Did you know that forestry is consistently rated as one of the top 5 most major dangerous jobs in the world? Chainsaws are portrayed as deadly weapons in movies, and can become exactly that in untrained hands. The first line of defense when operating a chainsaw is education. If you know the risks and how to respond to and approach this dangerous tool you'll be much better prepared.

As a Beginner

  • Start with a shorter bar. Its appealing to start big with the expectation of dropping huge redwoods, but longer bars are much more difficult to handle. After having the opportunity to just hold Stihl's MS880 with a 47" bar I have a very clear picture of the danger involved. Longer bars do not balance well, they also make it more easy to have the saw jump from your hands during operation. The bar can also contribute substantially to increased weight as they are nearly solid metal, this only contributes to operator fatigue.
  • Formarl chainsaw training is available. At the very least, if your not experienced as your salesperson to show you how each of the safty features works.
  • Set the chain break when not using the saw. Many chainsaw accidents happen while just walking. Its easy to imagine a scenario where one could stumble and fall onto a saw. Setting the chain break will ensure safety.
  • Wear protective clothing. A set of kevlar chaps costs $50-70 and should be mandatory. Helmets, gloves, glasses, boots, and ear protection should also be considered.

As an experienced operator

  • Keep other people away from your working area
  • Never work alone, always have someone within calling distance
  • If your tired, stop and rest
  • Never cut above shoulder height
  • Don't fuel a hot saw, let things cool first to avoid spilled fuel risks.


  • Proper chainsaw etiquette will always have someone starting the saw on the ground. Each saw is designed with a large flat area on the handle on which to step. "drop-starting" is a very hazardous way to start a chainsaw. If you wish to start the saw while standing, its much more safe to hold the trigger area between your knees, hold the saw with one arm and pull start it with the other.
  • New chainsaws have 100-150lbs of engine compression making them very hard to start. Smaller saws with less displacement are much harder to pull-start then larger saws since there is more free air to compress in the chamber. If your unsure if you have the strength to start the saw saftly shop for a model with an EZ-Start feature or a decompression valve.
  • Choose a clear, flat area to start the saw incase you happen to stumble.

Avoiding Kickback

  • Always cut with the chainsaw at full throttle.

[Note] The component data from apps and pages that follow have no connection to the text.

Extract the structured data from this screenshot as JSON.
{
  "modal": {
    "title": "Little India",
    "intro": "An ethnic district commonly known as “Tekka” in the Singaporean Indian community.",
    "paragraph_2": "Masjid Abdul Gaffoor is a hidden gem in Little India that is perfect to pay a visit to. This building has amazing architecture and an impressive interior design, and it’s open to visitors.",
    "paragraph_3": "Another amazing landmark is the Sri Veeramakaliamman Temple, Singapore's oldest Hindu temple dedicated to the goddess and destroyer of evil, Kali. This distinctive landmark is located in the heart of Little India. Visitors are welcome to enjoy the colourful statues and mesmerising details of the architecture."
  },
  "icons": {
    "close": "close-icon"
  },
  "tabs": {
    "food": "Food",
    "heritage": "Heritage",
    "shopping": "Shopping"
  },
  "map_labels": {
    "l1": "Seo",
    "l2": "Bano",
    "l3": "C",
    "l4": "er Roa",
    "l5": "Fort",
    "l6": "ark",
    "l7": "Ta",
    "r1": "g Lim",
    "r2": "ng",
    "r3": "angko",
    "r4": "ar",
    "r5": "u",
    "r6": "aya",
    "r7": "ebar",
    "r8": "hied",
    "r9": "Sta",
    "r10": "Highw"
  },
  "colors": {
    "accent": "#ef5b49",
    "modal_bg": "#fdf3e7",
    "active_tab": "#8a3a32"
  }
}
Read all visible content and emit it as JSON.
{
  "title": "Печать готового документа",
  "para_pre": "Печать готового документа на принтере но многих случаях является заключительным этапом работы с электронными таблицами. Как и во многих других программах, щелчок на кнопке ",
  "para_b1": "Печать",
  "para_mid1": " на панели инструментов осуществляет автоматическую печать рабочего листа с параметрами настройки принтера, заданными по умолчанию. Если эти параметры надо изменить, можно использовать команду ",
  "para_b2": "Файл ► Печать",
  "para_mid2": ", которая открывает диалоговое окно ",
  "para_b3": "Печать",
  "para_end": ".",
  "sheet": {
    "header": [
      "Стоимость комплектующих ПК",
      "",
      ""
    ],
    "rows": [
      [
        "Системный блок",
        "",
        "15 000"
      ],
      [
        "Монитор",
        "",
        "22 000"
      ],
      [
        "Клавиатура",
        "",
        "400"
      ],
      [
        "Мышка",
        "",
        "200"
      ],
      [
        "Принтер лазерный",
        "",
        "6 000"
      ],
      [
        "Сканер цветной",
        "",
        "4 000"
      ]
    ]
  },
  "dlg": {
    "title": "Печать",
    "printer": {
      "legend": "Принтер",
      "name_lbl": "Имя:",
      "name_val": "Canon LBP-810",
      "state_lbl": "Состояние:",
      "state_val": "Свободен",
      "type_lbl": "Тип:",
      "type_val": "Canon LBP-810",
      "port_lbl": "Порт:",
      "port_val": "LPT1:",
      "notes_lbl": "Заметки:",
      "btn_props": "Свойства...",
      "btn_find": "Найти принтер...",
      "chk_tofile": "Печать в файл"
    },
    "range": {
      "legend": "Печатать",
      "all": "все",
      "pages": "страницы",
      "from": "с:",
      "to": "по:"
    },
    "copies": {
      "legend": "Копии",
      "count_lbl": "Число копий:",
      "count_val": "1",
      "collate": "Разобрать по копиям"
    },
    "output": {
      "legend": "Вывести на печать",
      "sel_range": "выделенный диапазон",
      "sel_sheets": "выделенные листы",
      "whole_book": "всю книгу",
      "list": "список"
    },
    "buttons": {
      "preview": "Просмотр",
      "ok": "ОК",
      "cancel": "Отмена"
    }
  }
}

This reduces the chances of kickback and makes the job easier.
  • Position your body offset from the saw so that if it does kick there is a chance it may miss your body.
  • Keep a firm grip on the front handle. If the saw does kick back, your wrist should activate the chain break.
  • Make sure the chain is properly tensioned and sharp.
  • Watch the end of the bar. This is the area that often causes kickback to occur. Always try and cut with the portion nearest the bar.
  • Always clear away and limbs that maybe on the other side of a cut. The saw can catch these unexpectedly.

Tree Felling

  • The risks from felling come not from the saw or the falling tree, but from falling limbs.
  • Check the work area before you cut, make sure the tree will not contact anything else as it falls.
  • Avoid cutting in heavy winds that can cause unpredictable falls.
  • Keep other people and equipment at least three tree lengths away. Its difficult to judge the exact height, always error on the side of caution.
  • Always keep a supply of wedges on hand to free a stuck saw.
  • If you have a tree that has heavy lean, thats propped up, over a building, near power lines, or on unstable ground, be sure to contact a profresional.